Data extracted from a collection
>>>
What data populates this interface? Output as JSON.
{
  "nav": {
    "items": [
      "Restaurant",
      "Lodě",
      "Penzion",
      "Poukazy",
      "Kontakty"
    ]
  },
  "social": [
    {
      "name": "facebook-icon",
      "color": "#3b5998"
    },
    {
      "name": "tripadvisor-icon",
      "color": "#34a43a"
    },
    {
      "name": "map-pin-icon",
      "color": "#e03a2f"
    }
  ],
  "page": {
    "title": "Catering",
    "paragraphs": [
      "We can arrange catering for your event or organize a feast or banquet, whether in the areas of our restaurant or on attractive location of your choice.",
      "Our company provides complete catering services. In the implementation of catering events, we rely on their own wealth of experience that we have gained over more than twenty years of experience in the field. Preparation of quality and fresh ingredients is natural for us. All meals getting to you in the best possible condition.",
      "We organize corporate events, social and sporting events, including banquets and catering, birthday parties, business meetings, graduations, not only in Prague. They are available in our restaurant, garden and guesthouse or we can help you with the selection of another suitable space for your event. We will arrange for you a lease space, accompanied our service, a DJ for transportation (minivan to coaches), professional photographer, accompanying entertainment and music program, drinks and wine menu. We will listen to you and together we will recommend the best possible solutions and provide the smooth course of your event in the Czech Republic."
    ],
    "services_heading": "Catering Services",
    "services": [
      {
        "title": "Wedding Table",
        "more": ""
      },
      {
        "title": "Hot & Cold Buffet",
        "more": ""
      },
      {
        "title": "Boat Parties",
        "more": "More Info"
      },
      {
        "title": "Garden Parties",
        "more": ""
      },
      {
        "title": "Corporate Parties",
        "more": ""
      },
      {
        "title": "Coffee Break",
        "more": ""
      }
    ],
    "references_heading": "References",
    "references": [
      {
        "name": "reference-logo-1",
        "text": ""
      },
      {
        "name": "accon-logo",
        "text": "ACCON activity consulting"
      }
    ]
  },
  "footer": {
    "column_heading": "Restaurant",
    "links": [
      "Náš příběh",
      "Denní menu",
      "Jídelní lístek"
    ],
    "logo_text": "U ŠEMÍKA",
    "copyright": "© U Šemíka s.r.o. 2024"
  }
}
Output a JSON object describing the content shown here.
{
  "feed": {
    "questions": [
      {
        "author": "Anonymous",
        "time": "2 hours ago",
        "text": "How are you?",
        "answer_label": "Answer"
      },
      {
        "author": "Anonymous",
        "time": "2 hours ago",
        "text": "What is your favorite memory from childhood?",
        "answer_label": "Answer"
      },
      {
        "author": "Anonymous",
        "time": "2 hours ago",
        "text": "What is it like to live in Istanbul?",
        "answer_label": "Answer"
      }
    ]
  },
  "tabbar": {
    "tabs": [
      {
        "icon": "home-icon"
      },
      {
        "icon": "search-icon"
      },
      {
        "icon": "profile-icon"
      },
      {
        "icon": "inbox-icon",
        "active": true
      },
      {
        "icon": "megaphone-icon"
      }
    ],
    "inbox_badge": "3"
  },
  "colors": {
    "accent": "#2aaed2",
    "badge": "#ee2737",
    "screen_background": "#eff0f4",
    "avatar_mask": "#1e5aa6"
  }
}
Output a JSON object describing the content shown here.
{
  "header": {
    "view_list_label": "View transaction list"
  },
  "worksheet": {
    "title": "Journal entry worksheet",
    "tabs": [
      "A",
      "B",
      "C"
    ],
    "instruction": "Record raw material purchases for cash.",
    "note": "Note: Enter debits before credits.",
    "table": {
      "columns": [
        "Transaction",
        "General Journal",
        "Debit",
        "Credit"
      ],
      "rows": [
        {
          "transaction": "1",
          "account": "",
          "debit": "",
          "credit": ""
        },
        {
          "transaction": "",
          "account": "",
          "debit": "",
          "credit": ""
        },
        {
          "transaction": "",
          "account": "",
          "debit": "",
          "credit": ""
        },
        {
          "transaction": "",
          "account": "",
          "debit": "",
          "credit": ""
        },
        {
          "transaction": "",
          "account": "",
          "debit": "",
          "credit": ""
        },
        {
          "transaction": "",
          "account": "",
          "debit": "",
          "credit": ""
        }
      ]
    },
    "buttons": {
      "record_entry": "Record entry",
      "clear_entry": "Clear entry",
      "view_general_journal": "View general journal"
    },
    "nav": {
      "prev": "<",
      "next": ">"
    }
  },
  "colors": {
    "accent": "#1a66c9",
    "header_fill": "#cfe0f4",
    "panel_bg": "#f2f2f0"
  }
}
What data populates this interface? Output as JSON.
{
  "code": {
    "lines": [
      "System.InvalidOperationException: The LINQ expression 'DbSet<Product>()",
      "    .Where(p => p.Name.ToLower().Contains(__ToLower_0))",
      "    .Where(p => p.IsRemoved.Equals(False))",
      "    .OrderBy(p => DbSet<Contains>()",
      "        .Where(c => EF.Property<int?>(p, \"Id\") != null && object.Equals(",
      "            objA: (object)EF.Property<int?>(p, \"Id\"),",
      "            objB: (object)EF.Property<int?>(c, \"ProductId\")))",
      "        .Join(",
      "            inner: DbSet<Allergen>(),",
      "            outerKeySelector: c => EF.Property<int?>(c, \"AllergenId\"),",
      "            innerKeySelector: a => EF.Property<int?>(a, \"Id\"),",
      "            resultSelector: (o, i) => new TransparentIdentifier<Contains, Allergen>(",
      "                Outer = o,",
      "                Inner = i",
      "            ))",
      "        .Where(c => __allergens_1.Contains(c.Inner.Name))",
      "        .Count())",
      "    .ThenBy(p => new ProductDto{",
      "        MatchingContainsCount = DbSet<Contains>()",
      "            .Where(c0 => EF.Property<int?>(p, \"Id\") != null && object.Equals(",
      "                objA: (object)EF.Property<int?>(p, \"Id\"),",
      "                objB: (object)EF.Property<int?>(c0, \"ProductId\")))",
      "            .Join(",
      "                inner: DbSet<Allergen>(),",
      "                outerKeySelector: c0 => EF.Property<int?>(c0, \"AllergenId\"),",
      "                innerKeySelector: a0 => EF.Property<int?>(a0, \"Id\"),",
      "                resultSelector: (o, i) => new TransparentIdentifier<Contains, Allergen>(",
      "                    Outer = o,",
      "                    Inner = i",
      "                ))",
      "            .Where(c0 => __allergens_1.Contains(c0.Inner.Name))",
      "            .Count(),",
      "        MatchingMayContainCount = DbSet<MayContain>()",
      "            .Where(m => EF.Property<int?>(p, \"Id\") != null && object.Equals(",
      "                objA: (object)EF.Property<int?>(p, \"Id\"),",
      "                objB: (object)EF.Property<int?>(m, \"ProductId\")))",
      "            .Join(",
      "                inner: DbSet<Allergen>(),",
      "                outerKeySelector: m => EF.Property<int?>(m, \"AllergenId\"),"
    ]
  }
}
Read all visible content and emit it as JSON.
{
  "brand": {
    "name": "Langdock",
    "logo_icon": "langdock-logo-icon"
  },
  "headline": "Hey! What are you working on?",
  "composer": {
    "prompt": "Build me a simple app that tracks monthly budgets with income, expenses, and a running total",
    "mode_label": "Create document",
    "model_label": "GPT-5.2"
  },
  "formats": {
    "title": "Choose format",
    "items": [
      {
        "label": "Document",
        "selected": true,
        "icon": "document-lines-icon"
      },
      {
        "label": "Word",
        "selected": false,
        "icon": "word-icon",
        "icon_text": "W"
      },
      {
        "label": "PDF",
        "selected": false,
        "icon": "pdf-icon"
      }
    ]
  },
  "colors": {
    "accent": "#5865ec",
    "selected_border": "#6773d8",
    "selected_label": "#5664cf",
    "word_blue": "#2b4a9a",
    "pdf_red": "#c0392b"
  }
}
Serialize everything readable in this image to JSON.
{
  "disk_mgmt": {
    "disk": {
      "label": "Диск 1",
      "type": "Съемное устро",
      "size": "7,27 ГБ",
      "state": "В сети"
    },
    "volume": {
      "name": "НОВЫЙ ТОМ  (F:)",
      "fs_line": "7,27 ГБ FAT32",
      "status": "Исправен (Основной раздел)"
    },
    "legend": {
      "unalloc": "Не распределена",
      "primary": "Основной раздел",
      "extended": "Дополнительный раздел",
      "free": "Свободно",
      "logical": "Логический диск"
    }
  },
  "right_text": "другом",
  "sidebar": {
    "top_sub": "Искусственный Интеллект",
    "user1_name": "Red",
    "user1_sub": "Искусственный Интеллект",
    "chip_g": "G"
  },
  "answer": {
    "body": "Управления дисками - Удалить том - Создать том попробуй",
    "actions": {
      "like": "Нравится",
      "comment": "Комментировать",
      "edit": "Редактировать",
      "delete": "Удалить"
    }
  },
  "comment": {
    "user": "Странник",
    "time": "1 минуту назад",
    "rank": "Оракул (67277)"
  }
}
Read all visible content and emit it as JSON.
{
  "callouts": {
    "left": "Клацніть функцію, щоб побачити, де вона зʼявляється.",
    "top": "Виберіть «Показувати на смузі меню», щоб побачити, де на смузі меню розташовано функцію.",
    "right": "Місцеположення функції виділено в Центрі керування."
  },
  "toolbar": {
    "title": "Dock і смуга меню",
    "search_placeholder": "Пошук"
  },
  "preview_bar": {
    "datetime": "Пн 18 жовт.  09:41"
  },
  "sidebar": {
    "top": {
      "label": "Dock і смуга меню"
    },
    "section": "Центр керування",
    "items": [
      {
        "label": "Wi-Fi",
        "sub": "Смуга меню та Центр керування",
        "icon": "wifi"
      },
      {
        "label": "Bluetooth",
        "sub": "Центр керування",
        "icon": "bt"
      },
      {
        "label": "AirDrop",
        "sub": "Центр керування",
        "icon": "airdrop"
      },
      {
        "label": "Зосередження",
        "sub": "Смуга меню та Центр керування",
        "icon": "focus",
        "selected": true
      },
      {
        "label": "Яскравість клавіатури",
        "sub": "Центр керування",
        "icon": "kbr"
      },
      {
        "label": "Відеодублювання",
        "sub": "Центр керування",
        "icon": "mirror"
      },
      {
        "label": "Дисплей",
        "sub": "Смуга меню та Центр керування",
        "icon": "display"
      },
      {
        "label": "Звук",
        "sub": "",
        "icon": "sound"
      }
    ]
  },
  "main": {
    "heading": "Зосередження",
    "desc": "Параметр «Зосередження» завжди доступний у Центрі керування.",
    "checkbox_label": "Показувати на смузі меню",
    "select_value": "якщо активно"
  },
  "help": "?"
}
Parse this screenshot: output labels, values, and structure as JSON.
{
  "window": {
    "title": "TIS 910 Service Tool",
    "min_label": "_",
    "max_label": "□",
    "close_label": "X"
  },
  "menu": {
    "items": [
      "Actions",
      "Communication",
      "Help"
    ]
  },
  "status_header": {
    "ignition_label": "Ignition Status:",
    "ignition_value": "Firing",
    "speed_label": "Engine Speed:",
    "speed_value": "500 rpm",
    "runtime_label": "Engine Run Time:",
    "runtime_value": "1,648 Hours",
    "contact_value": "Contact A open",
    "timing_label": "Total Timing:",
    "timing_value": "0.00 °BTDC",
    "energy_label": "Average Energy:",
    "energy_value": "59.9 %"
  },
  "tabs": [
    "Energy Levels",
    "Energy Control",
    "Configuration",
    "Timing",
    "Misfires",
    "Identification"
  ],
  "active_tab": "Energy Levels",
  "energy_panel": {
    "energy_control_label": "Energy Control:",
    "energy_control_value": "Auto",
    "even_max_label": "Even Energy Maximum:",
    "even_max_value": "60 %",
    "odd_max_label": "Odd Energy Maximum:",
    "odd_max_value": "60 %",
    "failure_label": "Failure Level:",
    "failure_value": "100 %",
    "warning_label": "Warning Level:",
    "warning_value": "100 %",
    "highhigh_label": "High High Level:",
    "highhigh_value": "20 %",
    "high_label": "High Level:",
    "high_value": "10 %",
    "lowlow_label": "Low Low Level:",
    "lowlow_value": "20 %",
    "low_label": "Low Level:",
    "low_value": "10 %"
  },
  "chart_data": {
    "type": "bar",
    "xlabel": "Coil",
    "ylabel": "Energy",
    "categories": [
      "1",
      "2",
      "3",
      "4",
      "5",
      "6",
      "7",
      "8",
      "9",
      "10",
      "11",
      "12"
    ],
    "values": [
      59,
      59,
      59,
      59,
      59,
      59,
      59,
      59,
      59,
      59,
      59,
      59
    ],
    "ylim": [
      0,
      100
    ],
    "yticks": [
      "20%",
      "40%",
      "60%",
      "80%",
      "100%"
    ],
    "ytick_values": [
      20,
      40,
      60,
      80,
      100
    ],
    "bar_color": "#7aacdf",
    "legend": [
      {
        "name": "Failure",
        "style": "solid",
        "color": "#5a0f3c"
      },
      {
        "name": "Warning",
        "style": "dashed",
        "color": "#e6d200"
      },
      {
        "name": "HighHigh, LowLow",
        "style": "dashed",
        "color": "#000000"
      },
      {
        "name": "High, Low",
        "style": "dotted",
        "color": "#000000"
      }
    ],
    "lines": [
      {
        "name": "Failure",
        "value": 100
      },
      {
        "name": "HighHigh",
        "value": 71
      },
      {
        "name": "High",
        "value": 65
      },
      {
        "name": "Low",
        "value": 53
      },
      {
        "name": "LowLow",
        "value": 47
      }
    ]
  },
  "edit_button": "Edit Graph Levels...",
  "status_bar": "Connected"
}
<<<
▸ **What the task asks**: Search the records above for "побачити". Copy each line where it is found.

▸ **Exercise output**:
    "left": "Клацніть функцію, щоб побачити, де вона зʼявляється.",
    "top": "Виберіть «Показувати на смузі меню», щоб побачити, де на смузі меню розташовано функцію.",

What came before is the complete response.